Extract the text of each entry below exactly, leaving every image behind.

Material for this exercise START

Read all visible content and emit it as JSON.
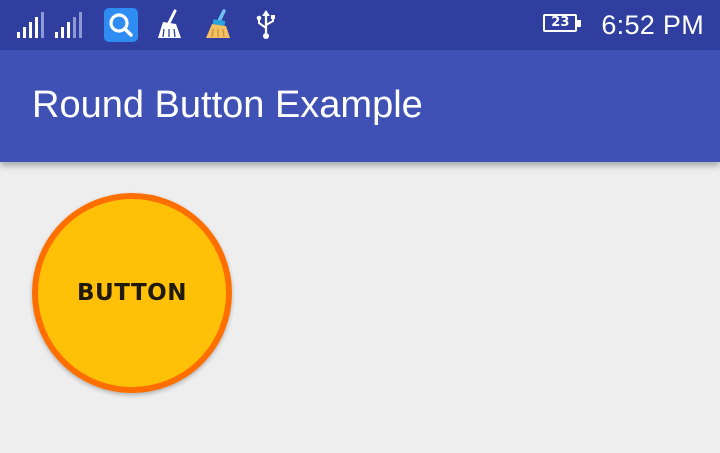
{
  "status_bar": {
    "icons": [
      "signal-1-icon",
      "signal-2-icon",
      "search-app-icon",
      "cleaner-app-icon",
      "broom-app-icon",
      "usb-icon"
    ],
    "battery_level": "23",
    "time": "6:52 PM"
  },
  "app_bar": {
    "title": "Round Button Example"
  },
  "content": {
    "button_label": "BUTTON"
  },
  "colors": {
    "status_bar": "#303f9f",
    "app_bar": "#3f51b5",
    "background": "#eeeeee",
    "button_fill": "#ffc107",
    "button_border": "#ff6f00"
  }
}
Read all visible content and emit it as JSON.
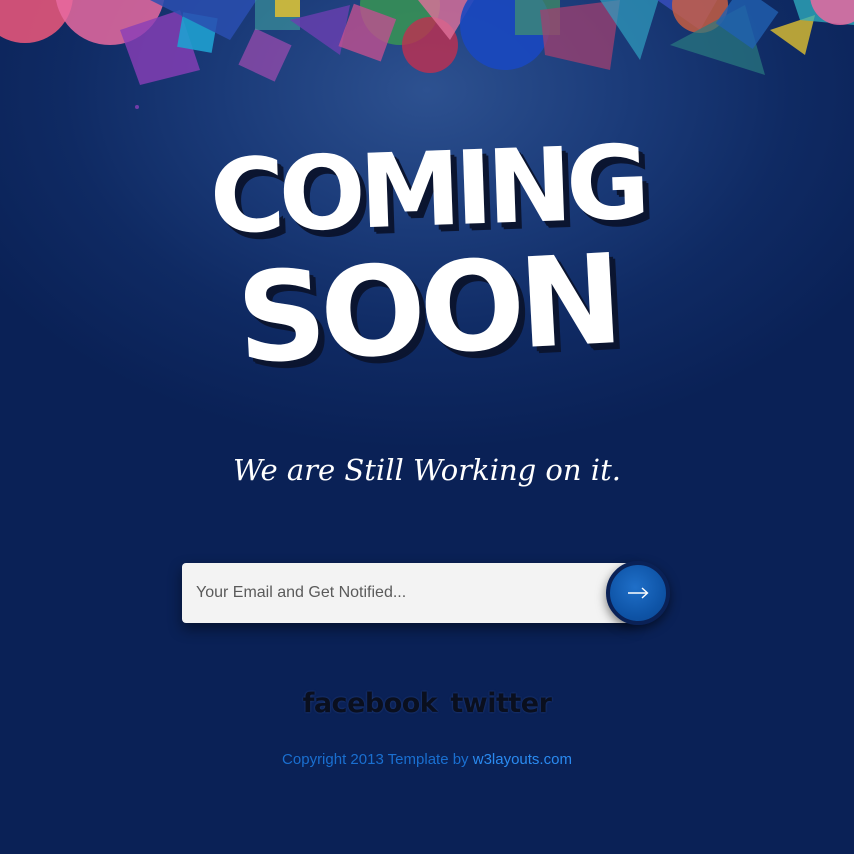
{
  "hero": {
    "line1": "COMING",
    "line2": "SOON"
  },
  "tagline": "We are Still Working on it.",
  "subscribe": {
    "placeholder": "Your Email and Get Notified...",
    "submit_icon": "arrow-right-icon"
  },
  "social": {
    "facebook": "facebook",
    "twitter": "twitter"
  },
  "footer": {
    "text": "Copyright 2013 Template by",
    "link": "w3layouts.com"
  },
  "colors": {
    "background": "#0f2a63",
    "accent": "#0f55a8",
    "footer_text": "#1a6fd0",
    "footer_link": "#2a8af0"
  }
}
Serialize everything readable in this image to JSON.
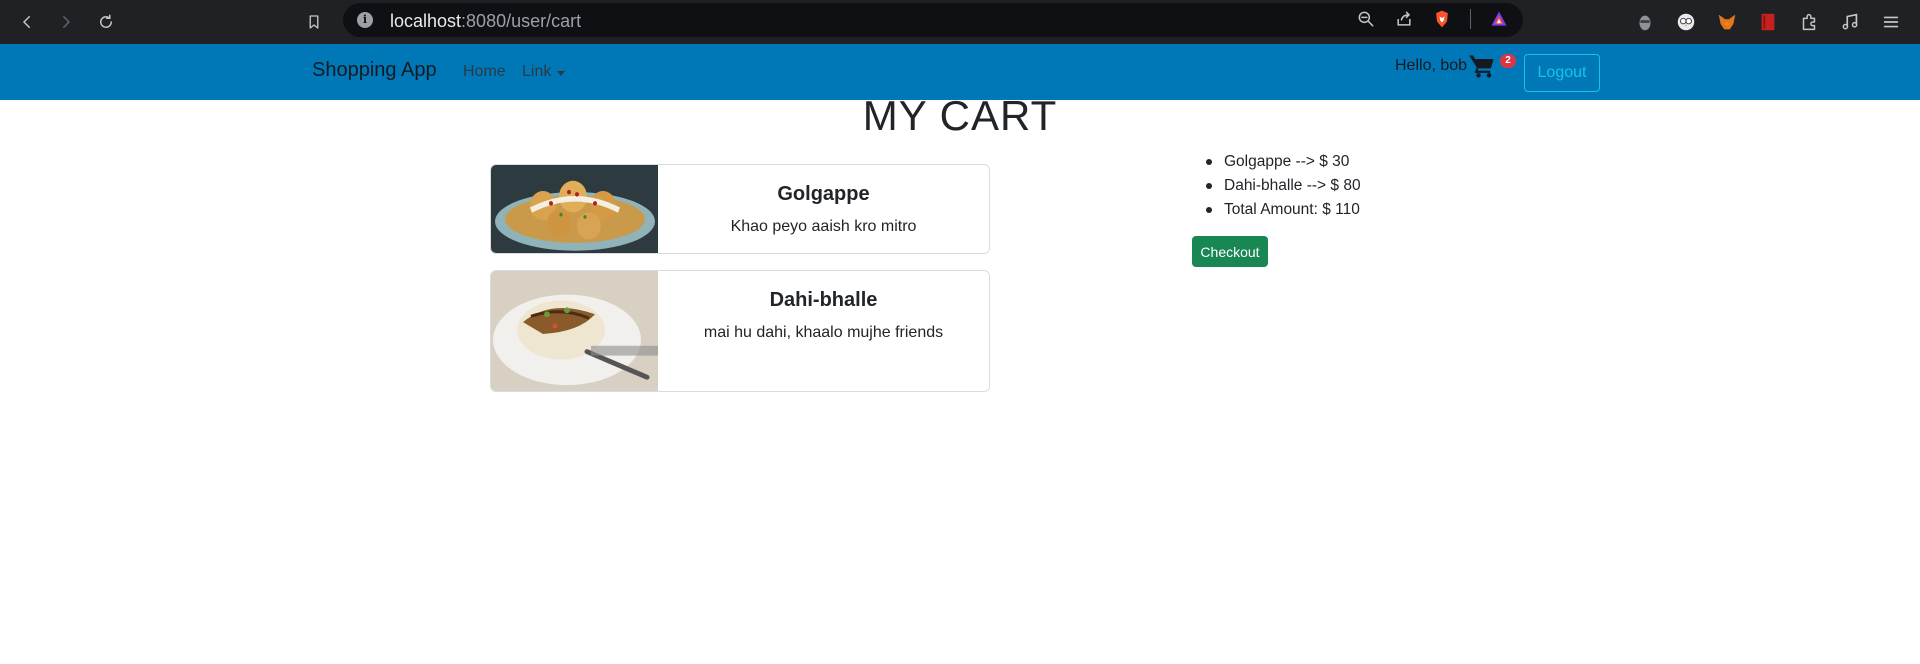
{
  "browser": {
    "url_host": "localhost",
    "url_path": ":8080/user/cart"
  },
  "navbar": {
    "brand": "Shopping App",
    "home_label": "Home",
    "link_label": "Link",
    "greeting": "Hello, bob",
    "cart_count": "2",
    "logout_label": "Logout"
  },
  "page": {
    "title": "MY CART"
  },
  "cart_items": [
    {
      "name": "Golgappe",
      "description": "Khao peyo aaish kro mitro"
    },
    {
      "name": "Dahi-bhalle",
      "description": "mai hu dahi, khaalo mujhe friends"
    }
  ],
  "summary": {
    "lines": [
      "Golgappe --> $ 30",
      "Dahi-bhalle --> $ 80",
      "Total Amount: $ 110"
    ],
    "checkout_label": "Checkout"
  },
  "colors": {
    "navbar_bg": "#0078b8",
    "checkout_bg": "#198754",
    "badge_bg": "#dc3545",
    "logout_outline": "#17c4e8"
  }
}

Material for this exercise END

**Answer space**
Read all visible content and emit it as JSON.
{
  "status_bar": {
    "icons": [
      "signal-1-icon",
      "signal-2-icon",
      "search-app-icon",
      "cleaner-app-icon",
      "broom-app-icon",
      "usb-icon"
    ],
    "battery_level": "23",
    "time": "6:52 PM"
  },
  "app_bar": {
    "title": "Round Button Example"
  },
  "content": {
    "button_label": "BUTTON"
  },
  "colors": {
    "status_bar": "#303f9f",
    "app_bar": "#3f51b5",
    "background": "#eeeeee",
    "button_fill": "#ffc107",
    "button_border": "#ff6f00"
  }
}
Read all visible content and emit it as JSON.
{
  "hero": {
    "line1": "COMING",
    "line2": "SOON"
  },
  "tagline": "We are Still Working on it.",
  "subscribe": {
    "placeholder": "Your Email and Get Notified...",
    "submit_icon": "arrow-right-icon"
  },
  "social": {
    "facebook": "facebook",
    "twitter": "twitter"
  },
  "footer": {
    "text": "Copyright 2013 Template by",
    "link": "w3layouts.com"
  },
  "colors": {
    "background": "#0f2a63",
    "accent": "#0f55a8",
    "footer_text": "#1a6fd0",
    "footer_link": "#2a8af0"
  }
}
Serialize everything readable in this image to JSON.
{
  "browser": {
    "url_host": "localhost",
    "url_path": ":8080/user/cart"
  },
  "navbar": {
    "brand": "Shopping App",
    "home_label": "Home",
    "link_label": "Link",
    "greeting": "Hello, bob",
    "cart_count": "2",
    "logout_label": "Logout"
  },
  "page": {
    "title": "MY CART"
  },
  "cart_items": [
    {
      "name": "Golgappe",
      "description": "Khao peyo aaish kro mitro"
    },
    {
      "name": "Dahi-bhalle",
      "description": "mai hu dahi, khaalo mujhe friends"
    }
  ],
  "summary": {
    "lines": [
      "Golgappe --> $ 30",
      "Dahi-bhalle --> $ 80",
      "Total Amount: $ 110"
    ],
    "checkout_label": "Checkout"
  },
  "colors": {
    "navbar_bg": "#0078b8",
    "checkout_bg": "#198754",
    "badge_bg": "#dc3545",
    "logout_outline": "#17c4e8"
  }
}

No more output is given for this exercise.